Quantum computers may one day solve algorithmic problems which even the biggest supercomputers today can’t manage. But how do you test a quantum computer to...

Im Focus: In best circles: First integrated circuit from self-assembled polymer

For the first time, a team of researchers at the Max-Planck Institute (MPI) for Polymer Research in Mainz, Germany, has succeeded in making an integrated circuit (IC) from just a monolayer of a semiconducting polymer via a bottom-up, self-assembly approach.

In the self-assembly process, the semiconducting polymer arranges itself into an ordered monolayer in a transistor. The transistors are binary switches used...

Im Focus: Demonstration of a single molecule piezoelectric effect

Breakthrough provides a new concept of the design of molecular motors, sensors and electricity generators at nanoscale

Researchers from the Institute of Organic Chemistry and Biochemistry of the CAS (IOCB Prague), Institute of Physics of the CAS (IP CAS) and Palacký University...

All Focus news of the innovation-report >>>

Anzeige

Anzeige

VideoLinks
Industry & Economy
Event News

2nd International Conference on High Temperature Shape Memory Alloys (HTSMAs)

15.02.2018 | Event News

Aachen DC Grid Summit 2018

13.02.2018 | Event News

How Global Climate Policy Can Learn from the Energy Transition

12.02.2018 | Event News

 
Latest News

Basque researchers turn light upside down

23.02.2018 | Physics and Astronomy

Finnish research group discovers a new immune system regulator

23.02.2018 | Health and Medicine

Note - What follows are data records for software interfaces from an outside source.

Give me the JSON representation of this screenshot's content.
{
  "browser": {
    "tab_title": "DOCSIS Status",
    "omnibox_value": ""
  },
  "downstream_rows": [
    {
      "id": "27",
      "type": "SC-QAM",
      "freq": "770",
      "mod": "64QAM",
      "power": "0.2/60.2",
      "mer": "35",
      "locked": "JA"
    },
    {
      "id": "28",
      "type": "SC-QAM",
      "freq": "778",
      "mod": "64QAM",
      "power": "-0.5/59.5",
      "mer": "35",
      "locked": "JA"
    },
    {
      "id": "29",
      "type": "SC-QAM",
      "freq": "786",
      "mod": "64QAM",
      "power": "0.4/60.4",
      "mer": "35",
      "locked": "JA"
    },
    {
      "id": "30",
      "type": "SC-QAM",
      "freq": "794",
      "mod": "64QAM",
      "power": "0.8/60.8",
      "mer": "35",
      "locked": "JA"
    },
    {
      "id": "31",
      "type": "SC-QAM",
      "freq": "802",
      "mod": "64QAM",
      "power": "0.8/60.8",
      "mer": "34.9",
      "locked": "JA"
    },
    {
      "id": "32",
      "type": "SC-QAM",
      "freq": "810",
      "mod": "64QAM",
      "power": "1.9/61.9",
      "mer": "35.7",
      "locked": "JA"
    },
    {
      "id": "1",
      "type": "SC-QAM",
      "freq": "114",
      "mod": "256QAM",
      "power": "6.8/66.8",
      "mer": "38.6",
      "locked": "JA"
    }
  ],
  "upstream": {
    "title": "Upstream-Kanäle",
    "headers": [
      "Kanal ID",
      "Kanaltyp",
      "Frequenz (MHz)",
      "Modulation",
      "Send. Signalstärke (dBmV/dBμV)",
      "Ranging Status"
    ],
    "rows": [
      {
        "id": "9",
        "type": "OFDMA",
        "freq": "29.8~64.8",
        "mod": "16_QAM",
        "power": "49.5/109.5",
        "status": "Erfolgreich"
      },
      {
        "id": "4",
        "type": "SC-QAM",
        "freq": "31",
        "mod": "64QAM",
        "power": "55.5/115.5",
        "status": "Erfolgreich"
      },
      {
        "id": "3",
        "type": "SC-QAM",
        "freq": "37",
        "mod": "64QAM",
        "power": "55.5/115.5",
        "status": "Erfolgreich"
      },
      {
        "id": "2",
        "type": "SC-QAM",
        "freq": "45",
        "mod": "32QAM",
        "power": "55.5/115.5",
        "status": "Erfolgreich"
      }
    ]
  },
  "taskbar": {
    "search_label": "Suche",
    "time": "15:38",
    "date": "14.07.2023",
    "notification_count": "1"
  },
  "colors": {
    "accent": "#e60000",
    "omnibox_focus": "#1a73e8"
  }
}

Attoseconds break into atomic interior

23.02.2018 | Physics and Astronomy

VideoLinks
Science & Research
Overview of more VideoLinks >>>